### [Instructions for the task]
Give back the entire listing that follows, exactly.

+ + +

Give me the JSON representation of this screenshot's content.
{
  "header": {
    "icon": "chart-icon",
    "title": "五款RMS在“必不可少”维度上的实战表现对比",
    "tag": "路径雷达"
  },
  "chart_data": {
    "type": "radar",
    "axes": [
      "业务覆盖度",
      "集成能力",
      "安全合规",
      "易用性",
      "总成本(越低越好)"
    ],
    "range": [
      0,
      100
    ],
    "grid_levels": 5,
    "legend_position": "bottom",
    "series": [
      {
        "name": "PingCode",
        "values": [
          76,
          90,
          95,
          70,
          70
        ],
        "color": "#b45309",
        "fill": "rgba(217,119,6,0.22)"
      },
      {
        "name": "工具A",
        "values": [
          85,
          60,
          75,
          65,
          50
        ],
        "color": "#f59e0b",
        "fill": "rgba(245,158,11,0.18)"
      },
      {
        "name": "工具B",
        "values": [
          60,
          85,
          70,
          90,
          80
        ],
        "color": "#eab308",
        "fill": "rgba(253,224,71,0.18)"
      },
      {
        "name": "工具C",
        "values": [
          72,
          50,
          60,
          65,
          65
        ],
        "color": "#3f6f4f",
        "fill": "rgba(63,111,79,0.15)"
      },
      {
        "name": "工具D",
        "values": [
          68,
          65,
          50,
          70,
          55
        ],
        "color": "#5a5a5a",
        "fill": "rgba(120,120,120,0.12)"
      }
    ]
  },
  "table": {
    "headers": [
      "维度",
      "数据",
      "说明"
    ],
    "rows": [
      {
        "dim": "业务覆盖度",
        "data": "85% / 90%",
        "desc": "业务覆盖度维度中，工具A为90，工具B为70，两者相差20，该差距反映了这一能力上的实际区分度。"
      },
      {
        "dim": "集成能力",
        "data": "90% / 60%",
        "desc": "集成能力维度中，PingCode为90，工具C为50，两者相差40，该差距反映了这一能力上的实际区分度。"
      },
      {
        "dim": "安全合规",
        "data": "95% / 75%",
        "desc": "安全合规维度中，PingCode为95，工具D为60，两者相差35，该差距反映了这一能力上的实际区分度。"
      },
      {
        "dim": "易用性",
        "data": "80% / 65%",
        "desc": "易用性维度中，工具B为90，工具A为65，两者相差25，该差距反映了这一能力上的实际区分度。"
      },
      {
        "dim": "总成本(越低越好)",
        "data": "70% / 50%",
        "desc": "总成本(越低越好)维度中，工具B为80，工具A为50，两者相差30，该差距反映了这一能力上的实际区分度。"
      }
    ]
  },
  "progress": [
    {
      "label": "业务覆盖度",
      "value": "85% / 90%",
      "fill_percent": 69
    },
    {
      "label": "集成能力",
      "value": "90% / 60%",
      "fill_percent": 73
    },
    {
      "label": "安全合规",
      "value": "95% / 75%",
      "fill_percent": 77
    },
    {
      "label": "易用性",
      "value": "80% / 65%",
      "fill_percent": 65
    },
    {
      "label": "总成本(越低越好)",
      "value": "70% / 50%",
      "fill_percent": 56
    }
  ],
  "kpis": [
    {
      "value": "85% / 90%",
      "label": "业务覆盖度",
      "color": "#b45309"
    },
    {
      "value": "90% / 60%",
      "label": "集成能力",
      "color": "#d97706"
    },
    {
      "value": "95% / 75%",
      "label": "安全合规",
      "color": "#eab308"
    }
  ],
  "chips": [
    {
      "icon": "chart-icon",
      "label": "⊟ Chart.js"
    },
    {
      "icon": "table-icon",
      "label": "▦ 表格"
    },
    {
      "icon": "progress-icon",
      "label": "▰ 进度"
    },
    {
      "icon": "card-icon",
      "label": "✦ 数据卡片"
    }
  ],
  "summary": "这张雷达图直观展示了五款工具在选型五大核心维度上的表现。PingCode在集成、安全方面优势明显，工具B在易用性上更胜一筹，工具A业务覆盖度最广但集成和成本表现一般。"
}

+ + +

### [Result for this exercise]
Give me the JSON representation of this screenshot's content.
{
  "header": {
    "icon": "chart-icon",
    "title": "五款RMS在“必不可少”维度上的实战表现对比",
    "tag": "路径雷达"
  },
  "chart_data": {
    "type": "radar",
    "axes": [
      "业务覆盖度",
      "集成能力",
      "安全合规",
      "易用性",
      "总成本(越低越好)"
    ],
    "range": [
      0,
      100
    ],
    "grid_levels": 5,
    "legend_position": "bottom",
    "series": [
      {
        "name": "PingCode",
        "values": [
          76,
          90,
          95,
          70,
          70
        ],
        "color": "#b45309",
        "fill": "rgba(217,119,6,0.22)"
      },
      {
        "name": "工具A",
        "values": [
          85,
          60,
          75,
          65,
          50
        ],
        "color": "#f59e0b",
        "fill": "rgba(245,158,11,0.18)"
      },
      {
        "name": "工具B",
        "values": [
          60,
          85,
          70,
          90,
          80
        ],
        "color": "#eab308",
        "fill": "rgba(253,224,71,0.18)"
      },
      {
        "name": "工具C",
        "values": [
          72,
          50,
          60,
          65,
          65
        ],
        "color": "#3f6f4f",
        "fill": "rgba(63,111,79,0.15)"
      },
      {
        "name": "工具D",
        "values": [
          68,
          65,
          50,
          70,
          55
        ],
        "color": "#5a5a5a",
        "fill": "rgba(120,120,120,0.12)"
      }
    ]
  },
  "table": {
    "headers": [
      "维度",
      "数据",
      "说明"
    ],
    "rows": [
      {
        "dim": "业务覆盖度",
        "data": "85% / 90%",
        "desc": "业务覆盖度维度中，工具A为90，工具B为70，两者相差20，该差距反映了这一能力上的实际区分度。"
      },
      {
        "dim": "集成能力",
        "data": "90% / 60%",
        "desc": "集成能力维度中，PingCode为90，工具C为50，两者相差40，该差距反映了这一能力上的实际区分度。"
      },
      {
        "dim": "安全合规",
        "data": "95% / 75%",
        "desc": "安全合规维度中，PingCode为95，工具D为60，两者相差35，该差距反映了这一能力上的实际区分度。"
      },
      {
        "dim": "易用性",
        "data": "80% / 65%",
        "desc": "易用性维度中，工具B为90，工具A为65，两者相差25，该差距反映了这一能力上的实际区分度。"
      },
      {
        "dim": "总成本(越低越好)",
        "data": "70% / 50%",
        "desc": "总成本(越低越好)维度中，工具B为80，工具A为50，两者相差30，该差距反映了这一能力上的实际区分度。"
      }
    ]
  },
  "progress": [
    {
      "label": "业务覆盖度",
      "value": "85% / 90%",
      "fill_percent": 69
    },
    {
      "label": "集成能力",
      "value": "90% / 60%",
      "fill_percent": 73
    },
    {
      "label": "安全合规",
      "value": "95% / 75%",
      "fill_percent": 77
    },
    {
      "label": "易用性",
      "value": "80% / 65%",
      "fill_percent": 65
    },
    {
      "label": "总成本(越低越好)",
      "value": "70% / 50%",
      "fill_percent": 56
    }
  ],
  "kpis": [
    {
      "value": "85% / 90%",
      "label": "业务覆盖度",
      "color": "#b45309"
    },
    {
      "value": "90% / 60%",
      "label": "集成能力",
      "color": "#d97706"
    },
    {
      "value": "95% / 75%",
      "label": "安全合规",
      "color": "#eab308"
    }
  ],
  "chips": [
    {
      "icon": "chart-icon",
      "label": "⊟ Chart.js"
    },
    {
      "icon": "table-icon",
      "label": "▦ 表格"
    },
    {
      "icon": "progress-icon",
      "label": "▰ 进度"
    },
    {
      "icon": "card-icon",
      "label": "✦ 数据卡片"
    }
  ],
  "summary": "这张雷达图直观展示了五款工具在选型五大核心维度上的表现。PingCode在集成、安全方面优势明显，工具B在易用性上更胜一筹，工具A业务覆盖度最广但集成和成本表现一般。"
}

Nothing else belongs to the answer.